(Photo Credit: Dutchmetal’s photostream)
Amjad Atallah co-directs the New America Foundation/Middle East Task Force .
President Obama quoted this Turkish aphorism toward the end of his 27 minute speech before the Turkish Parliament. It was, in essence, a summation of his rejection of the policies of the previous eight years. The president provided a comprehensive overview of Middle East and Caucus politics that showed us a little bit of how he views the conflicts in the region.
And perhaps of more lasting import, Obama noted that the US is not and will not ever be at war with Islam, finally laying to rest the bastardization of the conflict of civilizations thesis promoted by so many neo-cons.
The President didn’t only rely on metaphors – he offered a concrete analysis of conflict from Cyprus and Israel/Palestine in the west to Nagarno-Karabakh and Pakistan in the east. And he admitted US weaknesses before he gently chided his hosts on their own.
First a little about that last point. Everyone hates hypocrisy – children are particularly good at noticing it in adults. Nations tend to be like that too. The President seemed to grasp that in his speech without letting anyone off the hook.
It has always seemed hypocritical in many nations around the world for the US to criticize a lack of democracy in one country while embracing it in another. Hard to criticize Turkey for not coming to terms with the 1915 killing of Armenians without admitting that the US has not come to terms with the full horrors of slavery and of the annihilation of native American nations.
On conflicts, the President tied, perhaps unconsciously, four ethnic conflicts over territory: Kurdish activity in Turkey and Iraq, the Armenian-Azeri ethnic dispute in Nagarno-Karabakh, Cypriot talks to re-unite the country into a “bi-communal federation” (as the president put it), and the US effort to partition Israeli control over both its own state and the Palestinian territory into two states “Israel and Palestine.”
On this last ethnic/territorial conflict in particular, the President seemed to want to do what few in his administration have so far been willing to – put an exclamation point on the differences between US and international interests and those in Israel who want to maintain the occupation.
He made a point of sounding fair – “The United States strongly supports the goal of two states, Israel and Palestine, living side by side in peace and security,” he said. “Both Israelis and Palestinians must take the steps that are necessary to build confidence. Both must live up to the commitments they have made.”
But he also used the future tense – noting that the creation of two states is a goal that “I will actively pursue.” For those who have noted the lack of a new implementation policy so far, that may have offered hope that one will be announced soon.
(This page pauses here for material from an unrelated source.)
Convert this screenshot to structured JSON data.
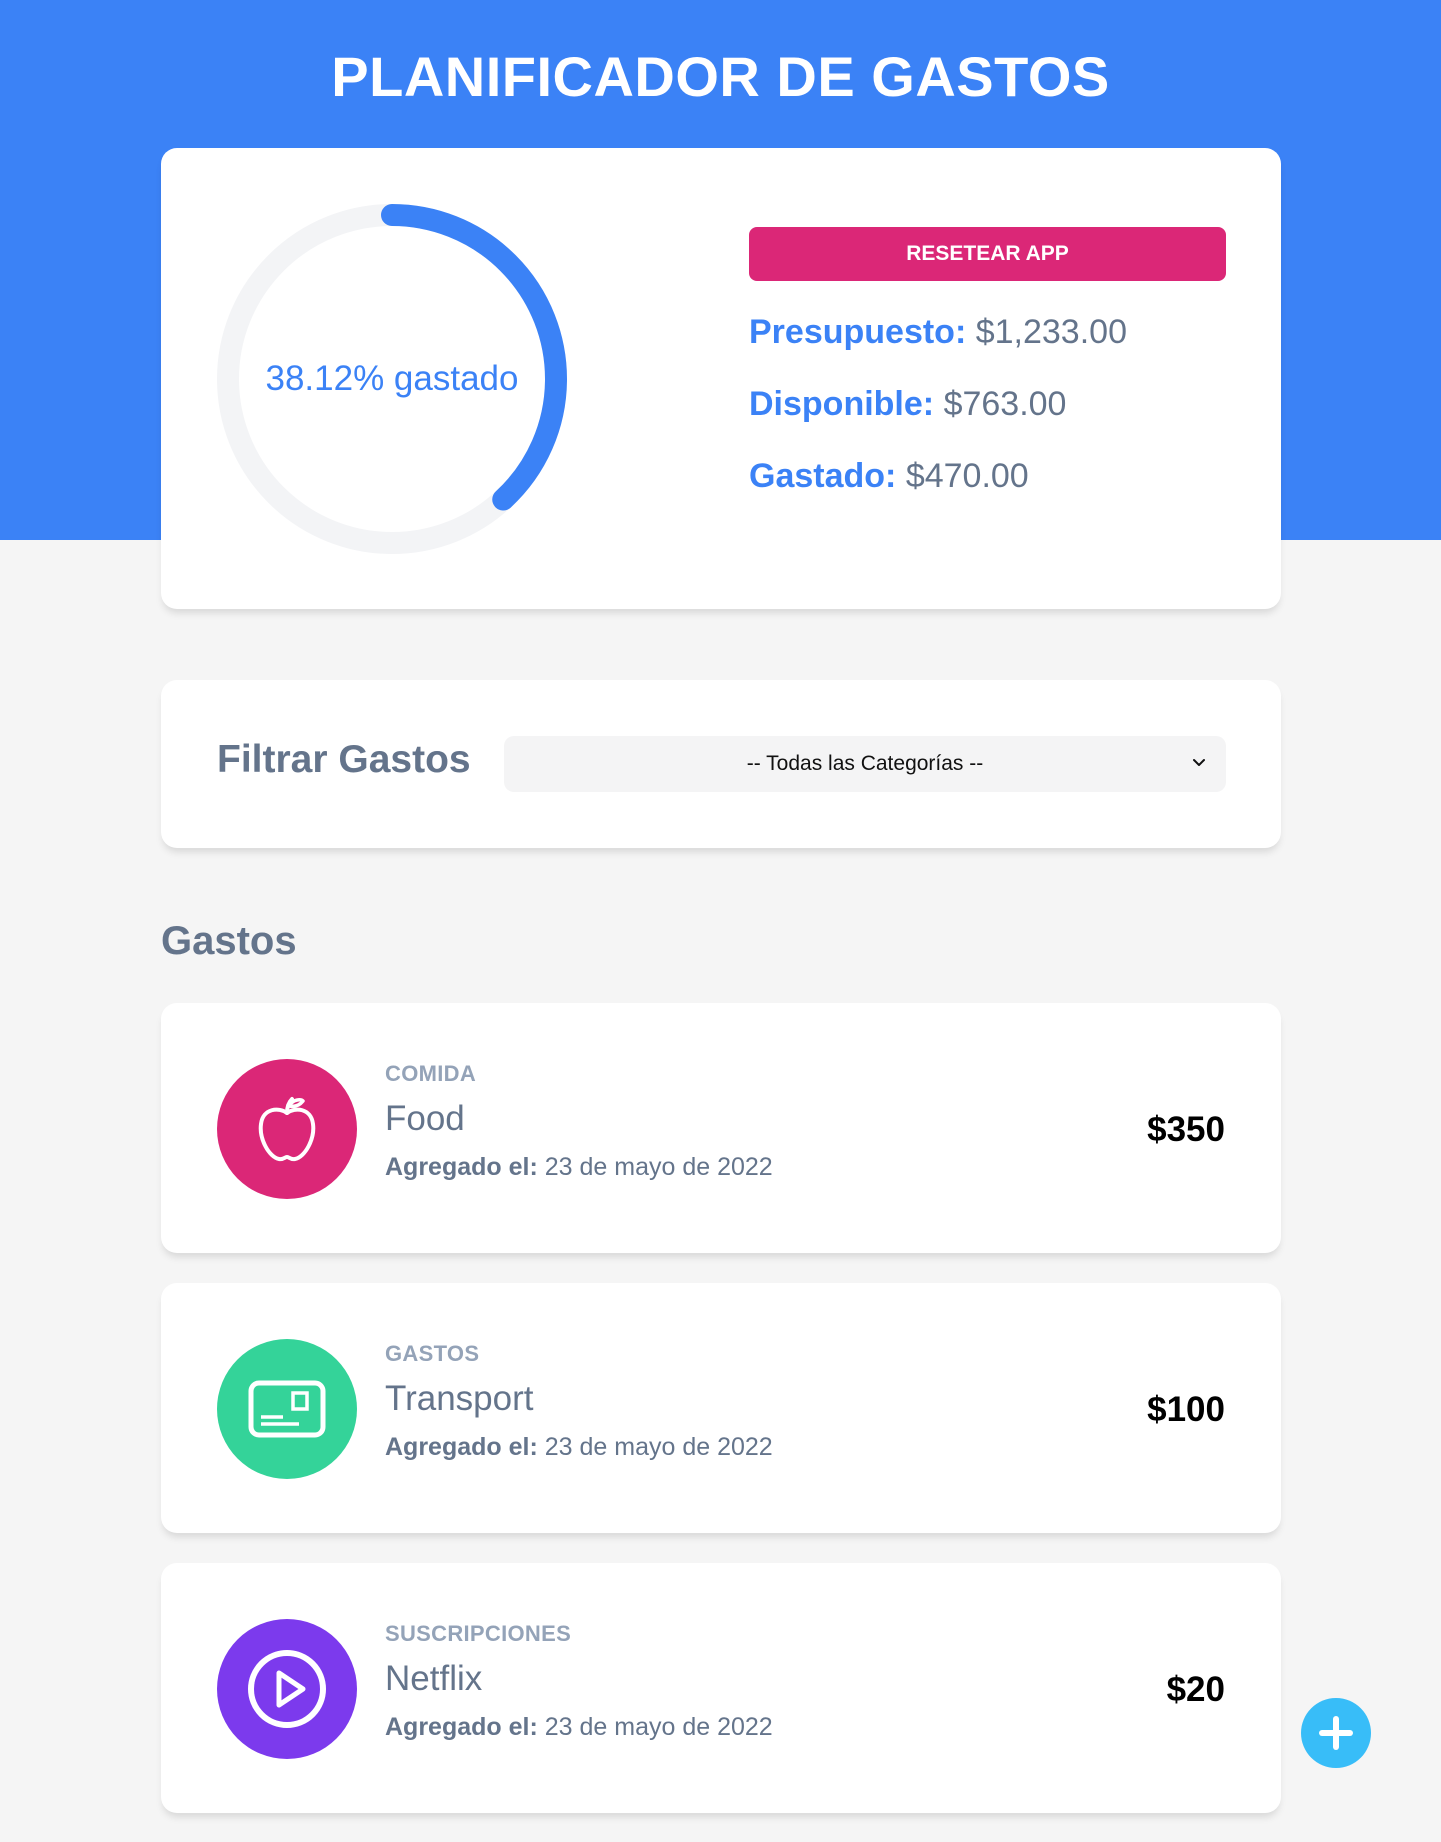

The President also tied in his now standard outreach to Iran emphasizing that Iran had a choice between seeking a weapon or economic integration. As the Financial Times noted today, this may be part of a shift in emphasis to preventing Iran’s weaponizing of its nuclear program rather than attempts to freeze its industrial (including nuclear) development.
On Iraq, he noted that the US was leaving soon and that everyone had to help to make sure that Iraq was secure and united (but he pointedly did not comment on how democratic it would have to be).
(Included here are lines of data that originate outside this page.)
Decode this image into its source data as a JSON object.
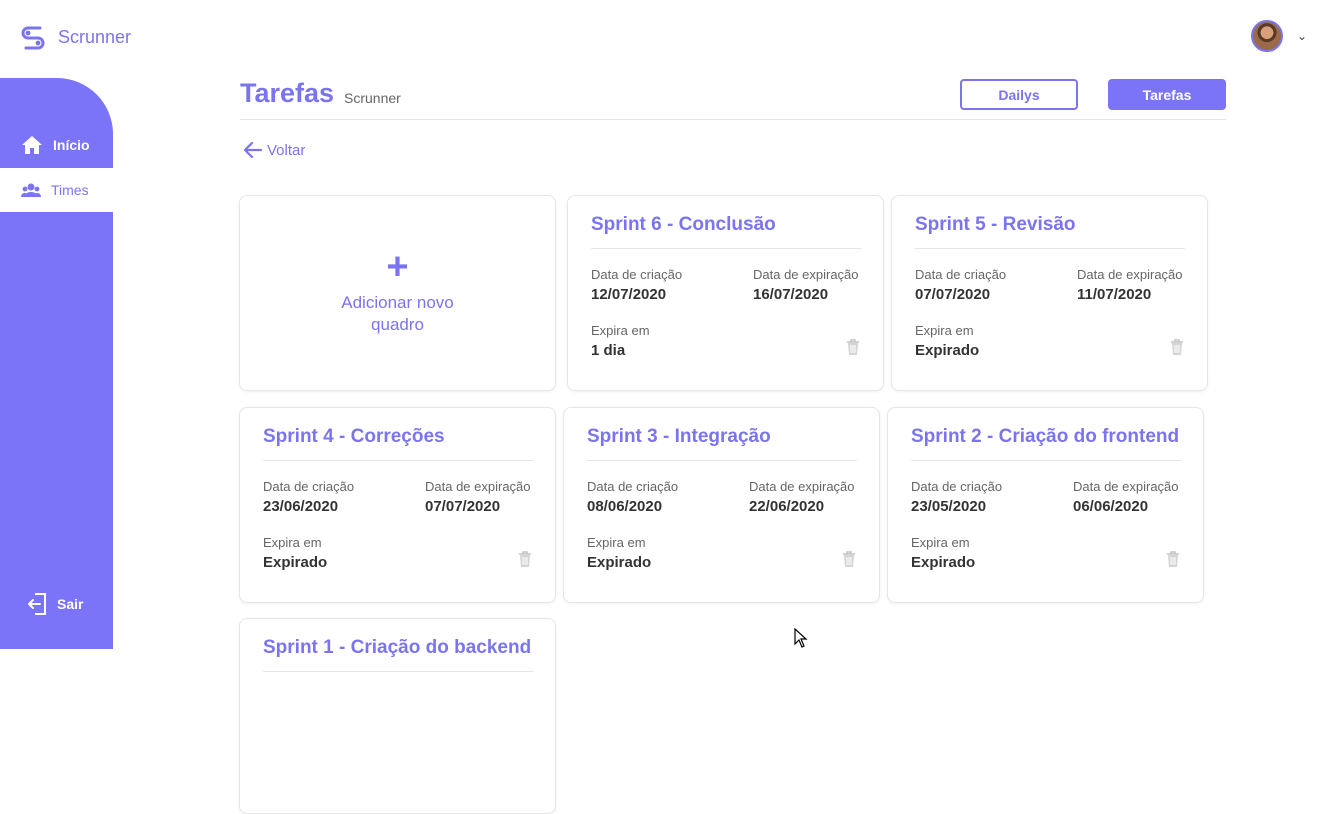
{
  "app": {
    "name": "Scrunner"
  },
  "sidebar": {
    "items": [
      {
        "label": "Início",
        "icon": "home-icon"
      },
      {
        "label": "Times",
        "icon": "users-icon"
      }
    ],
    "exit_label": "Sair"
  },
  "header": {
    "title": "Tarefas",
    "subtitle": "Scrunner"
  },
  "toolbar": {
    "dailys_label": "Dailys",
    "tarefas_label": "Tarefas"
  },
  "back_label": "Voltar",
  "add_card": {
    "label": "Adicionar novo quadro"
  },
  "labels": {
    "created": "Data de criação",
    "expires_date": "Data de expiração",
    "expires_in": "Expira em"
  },
  "boards": [
    {
      "title": "Sprint 6 - Conclusão",
      "created": "12/07/2020",
      "expiration": "16/07/2020",
      "expires_in": "1 dia"
    },
    {
      "title": "Sprint 5 - Revisão",
      "created": "07/07/2020",
      "expiration": "11/07/2020",
      "expires_in": "Expirado"
    },
    {
      "title": "Sprint 4 - Correções",
      "created": "23/06/2020",
      "expiration": "07/07/2020",
      "expires_in": "Expirado"
    },
    {
      "title": "Sprint 3 - Integração",
      "created": "08/06/2020",
      "expiration": "22/06/2020",
      "expires_in": "Expirado"
    },
    {
      "title": "Sprint 2 - Criação do frontend",
      "created": "23/05/2020",
      "expiration": "06/06/2020",
      "expires_in": "Expirado"
    },
    {
      "title": "Sprint 1 - Criação do backend"
    }
  ],
  "colors": {
    "accent": "#7b74f8",
    "text": "#333333",
    "muted": "#666666"
  }
}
On al-Qaeda, he noted Turkey’s help in Afghanistan and emphasized the necessity of preventing the terrorist group a “safe haven” in Pakistan or Afghanistan.
This was not Obama’s “Muslim speech” we are told. But it was a good (and maybe precedent making?) speech to give in the Muslim country that has most entrenched its ties with the West while maintaining an Islamist modernizing government.
It was a pleasant juxtaposition with the embarrassing performance in Doha last week of the Arab League which applauded itself on feting Sudan’s indicted president Omar al-Bashir.
— Amjad Atallah